In practice, No, not necessarily. In many realistic situations$^1$, it will be impossible get the variance

$${\rm Var}(\hat x) ~:=~\langle (\hat x-\langle \hat x\rangle)^2\rangle$$

of a Hermitian observable, say $\hat x$, below some positive bound $\epsilon>0$ because of various experimental (rather than fundamental) constraints. But we would not conclude that the operator $\hat x$ does not commute$^2$ with itself!

II) One may wonder how Heisenberg deduced non-commutativity between $\hat q$ and $\hat p$ in his matrix mechanics version of quantum mechanics? He did in fact not deduced this from direct experimental measurements of variance of $\hat q$ and $\hat p$. Rather he used a combination of (i) known observed behaviors of quantum systems and (ii) theoretical arguments based on Fourier representations, see e.g. Wikipedia and this Phys.SE post for further details.

III) To counter any misunderstandings, perhaps we should here emphasize the fact that the uncertainty in Heisenberg's uncertainty relations is a fundamental property of quantum systems, and is not a statement about the observational success of current technology.

--

$^1$ Especially if the observable $\hat x$ does not commute with the Hamiltonian $\hat H$.

$^2$Any (Grassmann-even) operator commutes with itself.

-
This is what I expected to hear...it makes me wonder about why canonical commutation relations are canonical. – Jon Bannon Nov 9 '12 at 20:51
The uncertainty principle can be generalized to any two Hermitian observables $\hat A$ and $\hat B$, whether or not they are canonical variables. – Qmechanic Nov 9 '12 at 21:06
My prior comment is not what I wanted to say, precisely. If we don't accept wave mechanics etc. as a starting point for QM, an experimentally observed uncertainty relation is no evidence that we should need a noncommutative theory, right? – Jon Bannon Nov 9 '12 at 22:13
@JonBannon: but noncommunativity is also checkable--project onto $\hat A$, and then project onto $\hat B$, and then do it in the other order. If the end state is not the same, then the theory is not communative. – Jerry Schirmer Nov 9 '12 at 23:27
@JerrySchirmer: I guess what surprises me (and shouldn't) is that the uncertainty principle doesn't necessarily imply noncommutativity...it could be that some fundamental lower bound for commuting observables is still possible. – Jon Bannon Nov 10 '12 at 0:09

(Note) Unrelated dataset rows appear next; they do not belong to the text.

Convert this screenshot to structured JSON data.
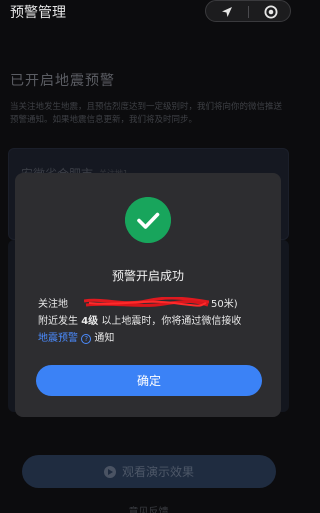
{
  "header": {
    "title": "预警管理"
  },
  "background": {
    "section_title": "已开启地震预警",
    "description": "当关注地发生地震，且预估烈度达到一定级别时，我们将向你的微信推送预警通知。如果地震信息更新，我们将及时同步。",
    "card_location": "安徽省合肥市",
    "card_tag": "关注地1",
    "demo_button": "观看演示效果",
    "feedback_link": "意见反馈"
  },
  "modal": {
    "title": "预警开启成功",
    "line1_prefix": "关注地",
    "line1_suffix": "50米)",
    "line2_a": "附近发生",
    "line2_level": "4级",
    "line2_b": "以上地震时，你将通过微信接收",
    "link": "地震预警",
    "help_glyph": "?",
    "notice": "通知",
    "confirm": "确定"
  },
  "colors": {
    "accent": "#3b82f6",
    "success": "#18a55c",
    "link": "#4b8cff"
  }
}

No. Non-commutativity implies uncertainty but the converse is not true. E.g. in classical theory we find statistical uncertainties such as $\Delta x \Delta k \gt 0$ on positions and wave-vectors but the underlying algebra is commutative. Those uncertainties reflect ignorance, (e.g. a small uncertainty in the momentum of a particle generates at latter times a uncertainty in the position of the particle). In quantum mechanics uncertainty is ontological not epistemic. Quantum uncertainty reflects the lack of common eigenstate for non-commuting observables.

-

Well. Let us formulate the uncertainty principle: If A and B are two observables such that [A,B]=C, then we have that $$\Delta A\Delta B\geq \frac{1}{2}|\langle[A,B]\rangle|\equiv \frac{1}{2} |\langle C\rangle|.$$ This means that, if C differs from 0, if we find a state such that $\langle C\rangle=0$, then we have that $\Delta A\Delta B\geq 0$. This is, for instance, the case of the spin (Pauli matrices): suppose $A\equiv\sigma_x$ and $B\equiv\sigma_y$, then $C=i\sigma_z$, and if we consider one eigenstate of $\sigma_x$, we have that $\langle C\rangle=i\langle\sigma_z\rangle=0$.

@Qmechanic IMPORTANT! The uncertainty principle is only in part related to the variance or the error that we can get in an experiment! This is actually what Heisenberg thought when he formulated the principle, but he was wrong. The uncertainty principle is, instead, a fundamental property of quantum mechanics. An experimental proof of this can be found in http://arxiv.org/pdf/1201.1833.pdf.

-

If two compact observables commute they have a joint normalized eigenvector $\psi$, in which both observables have zero variance.

In case of noncompact observables we only have unnormalizable eigenvectors, but these can be arbitrarily well approximated by normalizable states, in which both observables have arbitrarily small variance.

Thus a lower bound on the product of the variaces implies commutativity.

-
If I can verify these statements, this is exactly what I hoped would be the case. – Jon Bannon Nov 12 '12 at 18:19